From the Rows with Brian Grete
Scouts on Day 4 of the eastern leg of the Pro Farmer Midwest Crop Tour pulled samples from Iowa City, Iowa, to Owatonna, Minnesota.
From my route today through the Iowa counties of, Iowa, Benton, Black Hawk, Bremer, Floyd, Cerro Gordo and Worth, we saw high variability in corn yields. The low of the day was in Worth County, a zero, and we had a high of 202.5. Overall, corn yields on our route were disappointing, with only two yield calcs which I would consider strong. In fact, if you added the first three samples together, they didn't equal what any one of those producers would have hoped for when seed went into the ground in the spring.

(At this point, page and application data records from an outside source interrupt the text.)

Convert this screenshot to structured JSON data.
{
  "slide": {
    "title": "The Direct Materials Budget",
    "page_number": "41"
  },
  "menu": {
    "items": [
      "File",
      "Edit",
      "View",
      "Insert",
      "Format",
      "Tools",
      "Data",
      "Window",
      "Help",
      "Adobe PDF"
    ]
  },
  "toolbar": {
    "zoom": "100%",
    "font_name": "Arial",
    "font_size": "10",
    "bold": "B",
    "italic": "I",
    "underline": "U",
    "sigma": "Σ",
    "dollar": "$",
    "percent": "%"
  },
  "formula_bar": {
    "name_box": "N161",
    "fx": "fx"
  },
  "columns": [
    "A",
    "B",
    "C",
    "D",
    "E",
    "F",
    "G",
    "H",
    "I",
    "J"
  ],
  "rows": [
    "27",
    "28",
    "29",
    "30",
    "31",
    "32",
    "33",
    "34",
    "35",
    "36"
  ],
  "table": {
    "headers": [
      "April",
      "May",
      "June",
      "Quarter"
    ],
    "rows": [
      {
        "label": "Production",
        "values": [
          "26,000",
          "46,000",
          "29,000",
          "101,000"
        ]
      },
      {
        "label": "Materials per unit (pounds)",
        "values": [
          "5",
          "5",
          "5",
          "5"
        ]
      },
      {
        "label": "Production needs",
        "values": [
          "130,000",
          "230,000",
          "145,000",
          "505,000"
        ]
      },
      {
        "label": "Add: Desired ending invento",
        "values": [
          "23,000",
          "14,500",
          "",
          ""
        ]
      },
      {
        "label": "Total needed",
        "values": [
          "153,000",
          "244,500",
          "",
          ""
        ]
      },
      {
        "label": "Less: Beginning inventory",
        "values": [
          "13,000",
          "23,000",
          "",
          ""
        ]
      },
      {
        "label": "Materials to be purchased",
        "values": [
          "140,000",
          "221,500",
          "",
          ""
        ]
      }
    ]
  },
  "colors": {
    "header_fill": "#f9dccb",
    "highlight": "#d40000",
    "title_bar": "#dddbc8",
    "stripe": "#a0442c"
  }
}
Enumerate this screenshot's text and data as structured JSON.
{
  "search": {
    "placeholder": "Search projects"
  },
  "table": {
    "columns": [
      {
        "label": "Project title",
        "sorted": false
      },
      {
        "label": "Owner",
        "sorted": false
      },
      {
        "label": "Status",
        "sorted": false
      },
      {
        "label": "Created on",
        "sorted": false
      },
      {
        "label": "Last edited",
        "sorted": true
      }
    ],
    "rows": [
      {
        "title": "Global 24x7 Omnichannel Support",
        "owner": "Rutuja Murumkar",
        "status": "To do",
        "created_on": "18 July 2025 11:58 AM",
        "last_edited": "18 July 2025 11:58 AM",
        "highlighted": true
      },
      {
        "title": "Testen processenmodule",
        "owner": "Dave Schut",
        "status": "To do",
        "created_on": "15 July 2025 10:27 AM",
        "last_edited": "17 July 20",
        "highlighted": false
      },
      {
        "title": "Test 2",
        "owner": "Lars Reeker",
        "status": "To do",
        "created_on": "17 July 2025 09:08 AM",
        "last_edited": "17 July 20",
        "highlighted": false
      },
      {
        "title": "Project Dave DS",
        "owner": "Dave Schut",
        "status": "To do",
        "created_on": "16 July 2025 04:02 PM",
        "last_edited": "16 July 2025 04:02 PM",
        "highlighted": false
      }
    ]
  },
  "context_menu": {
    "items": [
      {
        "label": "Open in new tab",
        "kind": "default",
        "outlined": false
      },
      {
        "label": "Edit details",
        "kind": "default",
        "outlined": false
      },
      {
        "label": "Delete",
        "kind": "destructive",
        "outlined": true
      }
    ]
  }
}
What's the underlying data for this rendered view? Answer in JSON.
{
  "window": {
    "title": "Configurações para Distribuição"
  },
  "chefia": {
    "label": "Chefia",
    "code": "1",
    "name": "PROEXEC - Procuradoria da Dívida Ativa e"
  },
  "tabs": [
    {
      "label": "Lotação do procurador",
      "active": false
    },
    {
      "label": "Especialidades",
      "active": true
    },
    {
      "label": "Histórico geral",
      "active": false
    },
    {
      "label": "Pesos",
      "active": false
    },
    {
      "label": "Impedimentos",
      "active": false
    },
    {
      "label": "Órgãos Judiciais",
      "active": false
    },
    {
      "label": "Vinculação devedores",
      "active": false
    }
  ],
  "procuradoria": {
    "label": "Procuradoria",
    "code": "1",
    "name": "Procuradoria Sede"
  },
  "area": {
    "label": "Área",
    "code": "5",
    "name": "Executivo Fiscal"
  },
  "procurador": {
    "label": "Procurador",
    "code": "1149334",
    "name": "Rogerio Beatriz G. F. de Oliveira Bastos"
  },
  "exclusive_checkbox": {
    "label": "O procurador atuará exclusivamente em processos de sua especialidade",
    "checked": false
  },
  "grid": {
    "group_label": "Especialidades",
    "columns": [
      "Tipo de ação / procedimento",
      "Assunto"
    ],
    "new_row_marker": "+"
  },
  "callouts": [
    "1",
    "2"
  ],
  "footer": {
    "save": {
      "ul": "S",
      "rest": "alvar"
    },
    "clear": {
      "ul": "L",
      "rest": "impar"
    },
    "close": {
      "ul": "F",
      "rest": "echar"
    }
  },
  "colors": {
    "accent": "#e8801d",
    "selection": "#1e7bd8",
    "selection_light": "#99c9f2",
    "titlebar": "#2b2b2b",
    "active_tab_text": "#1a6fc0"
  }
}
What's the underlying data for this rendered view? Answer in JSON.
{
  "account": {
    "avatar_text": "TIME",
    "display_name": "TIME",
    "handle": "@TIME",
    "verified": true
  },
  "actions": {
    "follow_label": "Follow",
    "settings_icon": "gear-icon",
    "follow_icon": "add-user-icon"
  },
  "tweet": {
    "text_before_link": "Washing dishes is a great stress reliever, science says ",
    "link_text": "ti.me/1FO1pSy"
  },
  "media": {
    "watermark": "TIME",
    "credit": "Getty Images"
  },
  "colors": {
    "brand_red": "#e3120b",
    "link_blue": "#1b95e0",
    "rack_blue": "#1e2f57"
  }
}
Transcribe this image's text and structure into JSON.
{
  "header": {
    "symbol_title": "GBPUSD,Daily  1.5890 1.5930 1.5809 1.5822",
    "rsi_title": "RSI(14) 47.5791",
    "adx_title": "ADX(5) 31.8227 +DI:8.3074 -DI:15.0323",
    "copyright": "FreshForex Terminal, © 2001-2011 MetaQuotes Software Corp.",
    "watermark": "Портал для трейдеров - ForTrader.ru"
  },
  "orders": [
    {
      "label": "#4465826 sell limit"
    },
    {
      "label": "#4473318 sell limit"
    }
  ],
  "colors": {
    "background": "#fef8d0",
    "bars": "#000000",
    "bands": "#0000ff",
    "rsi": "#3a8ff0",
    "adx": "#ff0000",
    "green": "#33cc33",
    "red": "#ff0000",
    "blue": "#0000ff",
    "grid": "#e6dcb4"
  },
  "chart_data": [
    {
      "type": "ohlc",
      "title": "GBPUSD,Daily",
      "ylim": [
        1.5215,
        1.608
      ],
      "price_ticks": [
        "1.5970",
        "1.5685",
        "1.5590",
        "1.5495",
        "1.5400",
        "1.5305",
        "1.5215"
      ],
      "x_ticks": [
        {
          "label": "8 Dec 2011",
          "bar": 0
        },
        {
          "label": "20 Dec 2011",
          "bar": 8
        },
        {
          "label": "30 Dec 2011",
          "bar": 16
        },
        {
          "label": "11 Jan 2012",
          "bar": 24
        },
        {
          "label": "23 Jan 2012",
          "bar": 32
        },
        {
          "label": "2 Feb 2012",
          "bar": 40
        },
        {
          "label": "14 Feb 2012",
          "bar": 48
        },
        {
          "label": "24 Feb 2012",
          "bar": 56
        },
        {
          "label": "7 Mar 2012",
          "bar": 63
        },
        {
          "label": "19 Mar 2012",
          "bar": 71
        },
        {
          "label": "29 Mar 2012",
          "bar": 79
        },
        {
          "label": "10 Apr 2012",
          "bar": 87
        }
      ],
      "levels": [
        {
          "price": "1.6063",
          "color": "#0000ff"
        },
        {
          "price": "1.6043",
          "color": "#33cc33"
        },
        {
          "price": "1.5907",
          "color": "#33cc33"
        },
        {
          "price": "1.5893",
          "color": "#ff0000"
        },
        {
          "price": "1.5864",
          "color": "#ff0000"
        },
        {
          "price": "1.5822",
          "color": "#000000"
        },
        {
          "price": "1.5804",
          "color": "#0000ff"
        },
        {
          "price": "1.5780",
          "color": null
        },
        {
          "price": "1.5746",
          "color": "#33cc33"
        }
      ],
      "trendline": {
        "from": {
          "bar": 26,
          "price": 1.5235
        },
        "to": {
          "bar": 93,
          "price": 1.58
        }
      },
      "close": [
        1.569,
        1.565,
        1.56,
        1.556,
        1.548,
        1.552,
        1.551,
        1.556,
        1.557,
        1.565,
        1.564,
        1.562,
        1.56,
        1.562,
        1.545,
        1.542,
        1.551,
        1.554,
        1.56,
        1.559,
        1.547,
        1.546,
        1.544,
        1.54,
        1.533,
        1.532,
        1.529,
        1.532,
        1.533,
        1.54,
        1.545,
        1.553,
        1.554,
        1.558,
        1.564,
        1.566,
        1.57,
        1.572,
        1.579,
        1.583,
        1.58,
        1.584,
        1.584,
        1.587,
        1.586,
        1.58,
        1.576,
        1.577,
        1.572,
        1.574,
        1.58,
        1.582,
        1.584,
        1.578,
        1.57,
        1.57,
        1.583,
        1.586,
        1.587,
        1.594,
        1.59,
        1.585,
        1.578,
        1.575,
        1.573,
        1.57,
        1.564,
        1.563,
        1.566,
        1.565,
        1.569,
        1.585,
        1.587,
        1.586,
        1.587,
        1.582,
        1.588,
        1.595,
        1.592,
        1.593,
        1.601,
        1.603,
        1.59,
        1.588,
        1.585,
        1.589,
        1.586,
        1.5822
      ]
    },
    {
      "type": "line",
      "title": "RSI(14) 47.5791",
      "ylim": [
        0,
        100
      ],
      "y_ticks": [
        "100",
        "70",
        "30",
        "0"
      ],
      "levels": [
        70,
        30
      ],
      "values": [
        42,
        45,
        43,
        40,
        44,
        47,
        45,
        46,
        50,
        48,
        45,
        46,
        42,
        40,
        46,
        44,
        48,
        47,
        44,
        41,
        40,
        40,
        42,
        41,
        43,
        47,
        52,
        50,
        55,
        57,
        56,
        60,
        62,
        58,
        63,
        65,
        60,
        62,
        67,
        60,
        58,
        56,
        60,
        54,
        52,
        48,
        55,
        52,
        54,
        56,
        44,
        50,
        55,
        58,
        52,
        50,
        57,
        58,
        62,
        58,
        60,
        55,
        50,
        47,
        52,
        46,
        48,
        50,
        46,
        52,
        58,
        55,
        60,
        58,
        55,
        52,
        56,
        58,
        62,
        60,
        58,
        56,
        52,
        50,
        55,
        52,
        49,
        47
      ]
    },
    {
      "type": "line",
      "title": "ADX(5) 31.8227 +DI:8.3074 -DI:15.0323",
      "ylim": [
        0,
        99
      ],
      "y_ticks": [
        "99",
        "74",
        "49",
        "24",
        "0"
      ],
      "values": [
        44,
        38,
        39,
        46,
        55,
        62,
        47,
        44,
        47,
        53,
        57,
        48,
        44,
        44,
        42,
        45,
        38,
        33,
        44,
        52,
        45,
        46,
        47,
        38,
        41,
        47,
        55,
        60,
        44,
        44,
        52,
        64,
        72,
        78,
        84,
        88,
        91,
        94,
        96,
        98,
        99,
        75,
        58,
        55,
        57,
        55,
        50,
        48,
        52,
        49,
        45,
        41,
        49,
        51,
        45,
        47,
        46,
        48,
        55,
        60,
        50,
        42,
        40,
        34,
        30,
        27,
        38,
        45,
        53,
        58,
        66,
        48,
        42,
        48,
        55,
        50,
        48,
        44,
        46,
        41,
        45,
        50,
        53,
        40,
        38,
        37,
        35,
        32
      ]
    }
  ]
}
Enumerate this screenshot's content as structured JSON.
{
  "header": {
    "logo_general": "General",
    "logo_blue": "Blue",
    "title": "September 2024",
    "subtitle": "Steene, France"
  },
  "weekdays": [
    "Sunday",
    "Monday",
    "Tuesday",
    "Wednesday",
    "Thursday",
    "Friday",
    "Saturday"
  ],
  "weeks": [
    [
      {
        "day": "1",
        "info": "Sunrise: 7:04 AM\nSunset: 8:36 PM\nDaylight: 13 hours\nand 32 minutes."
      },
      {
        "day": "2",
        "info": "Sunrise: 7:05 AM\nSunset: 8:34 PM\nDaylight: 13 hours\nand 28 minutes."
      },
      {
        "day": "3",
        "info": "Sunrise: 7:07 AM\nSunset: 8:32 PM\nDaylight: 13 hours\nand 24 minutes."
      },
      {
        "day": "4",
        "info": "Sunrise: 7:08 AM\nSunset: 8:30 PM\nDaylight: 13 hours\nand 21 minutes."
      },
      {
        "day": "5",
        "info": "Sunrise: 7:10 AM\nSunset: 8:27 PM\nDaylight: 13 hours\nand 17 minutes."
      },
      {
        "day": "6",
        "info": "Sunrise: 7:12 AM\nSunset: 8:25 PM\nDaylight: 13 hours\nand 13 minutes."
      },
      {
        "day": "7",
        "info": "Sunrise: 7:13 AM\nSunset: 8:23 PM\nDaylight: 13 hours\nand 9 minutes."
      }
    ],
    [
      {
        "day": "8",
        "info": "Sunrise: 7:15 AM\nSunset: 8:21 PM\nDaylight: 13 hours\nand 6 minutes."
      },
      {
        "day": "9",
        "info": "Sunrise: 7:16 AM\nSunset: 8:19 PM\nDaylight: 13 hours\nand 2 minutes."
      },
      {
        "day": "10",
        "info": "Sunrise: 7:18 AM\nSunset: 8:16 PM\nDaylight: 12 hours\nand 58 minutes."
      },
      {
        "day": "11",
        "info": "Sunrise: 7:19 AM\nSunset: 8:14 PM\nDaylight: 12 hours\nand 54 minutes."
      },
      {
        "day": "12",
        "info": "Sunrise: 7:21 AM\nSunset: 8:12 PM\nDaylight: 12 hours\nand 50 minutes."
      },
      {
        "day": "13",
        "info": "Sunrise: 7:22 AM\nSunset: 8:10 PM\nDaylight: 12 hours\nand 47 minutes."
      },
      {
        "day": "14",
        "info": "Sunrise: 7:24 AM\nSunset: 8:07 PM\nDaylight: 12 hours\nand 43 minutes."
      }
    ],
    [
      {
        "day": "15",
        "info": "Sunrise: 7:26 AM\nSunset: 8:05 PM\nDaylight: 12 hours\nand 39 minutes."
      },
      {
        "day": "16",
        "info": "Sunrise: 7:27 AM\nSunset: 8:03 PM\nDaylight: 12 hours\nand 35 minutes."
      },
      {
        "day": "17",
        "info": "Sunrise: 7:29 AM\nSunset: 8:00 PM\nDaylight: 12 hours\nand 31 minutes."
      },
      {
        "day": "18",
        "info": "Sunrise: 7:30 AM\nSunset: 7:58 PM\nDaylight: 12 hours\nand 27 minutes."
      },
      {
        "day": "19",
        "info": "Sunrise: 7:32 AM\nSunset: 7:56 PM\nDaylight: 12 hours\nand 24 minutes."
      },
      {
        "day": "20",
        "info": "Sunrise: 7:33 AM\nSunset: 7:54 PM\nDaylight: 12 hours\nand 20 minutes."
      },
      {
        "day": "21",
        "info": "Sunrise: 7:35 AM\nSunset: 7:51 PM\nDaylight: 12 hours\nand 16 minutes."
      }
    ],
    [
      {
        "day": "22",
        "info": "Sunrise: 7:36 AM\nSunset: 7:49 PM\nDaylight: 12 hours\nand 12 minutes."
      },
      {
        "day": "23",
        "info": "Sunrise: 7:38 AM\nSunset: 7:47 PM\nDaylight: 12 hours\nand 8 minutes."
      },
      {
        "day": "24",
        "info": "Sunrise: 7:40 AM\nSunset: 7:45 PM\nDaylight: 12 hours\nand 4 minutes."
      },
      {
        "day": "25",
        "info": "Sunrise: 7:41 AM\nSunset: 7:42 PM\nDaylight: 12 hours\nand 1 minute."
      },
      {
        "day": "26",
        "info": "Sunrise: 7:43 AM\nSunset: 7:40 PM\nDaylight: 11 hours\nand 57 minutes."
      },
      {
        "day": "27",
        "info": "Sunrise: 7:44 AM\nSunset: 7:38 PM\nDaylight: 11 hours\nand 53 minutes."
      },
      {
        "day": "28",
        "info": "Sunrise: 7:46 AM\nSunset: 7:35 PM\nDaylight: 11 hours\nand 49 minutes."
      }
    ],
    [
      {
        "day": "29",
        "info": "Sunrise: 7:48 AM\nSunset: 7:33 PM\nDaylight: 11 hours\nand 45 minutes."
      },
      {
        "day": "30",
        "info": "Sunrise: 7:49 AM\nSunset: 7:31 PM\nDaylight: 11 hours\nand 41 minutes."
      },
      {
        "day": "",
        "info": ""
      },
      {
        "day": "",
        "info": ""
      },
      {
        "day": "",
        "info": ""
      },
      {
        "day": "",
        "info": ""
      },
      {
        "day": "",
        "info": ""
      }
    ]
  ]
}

Soybean pod counts were all over the board on my route today. While we got very good pod counts in some of the fields, they weren't consistently strong. As was the case throughout our samples on the eastern leg of the Tour, there were very few pods in the bottom six inches of the plant. In most cases, the soybeans seemed to withstand drought conditions better than corn. But ironically, our lowest soybean pod count of the day came at the same stop as our highest corn yield.
As a whole, I was disappointed in the corn yield calcs and soybean pod counts on my route through eastern Iowa today. Given the advanced maturity of the corn crop and lack of blooms on soybeans, there's no new yield potential and crops must work to hold onto what yield potential is out there.
When all of the Iowa numbers -- eastern and western routes combined -- were added up, we came up with a corn yield of 137.27 bu., down 16.4%, and a soybean pod count of 999.8, down 18.2%.
In my many radio and television interviews this week I was repeatedly asked if there was anything shocking I saw on the eastern leg of Tour. While I was fully expecting severely damaged crops, it was still breathtaking to walk into some of the fields and come out with the results which were all too common this week. The humbling aspect of the week was the stark reminder that severe weather conditions such as seen this year can trump production management, technology and soil types.
I would be remiss without again thanking all of my hard-working scouts on the eastern leg of Crop Tour. I know I've repeatedly said it throughout the week -- we can't do what we do on Tour without your tremendous and tireless efforts. Many thanks and I hope to see you again next year!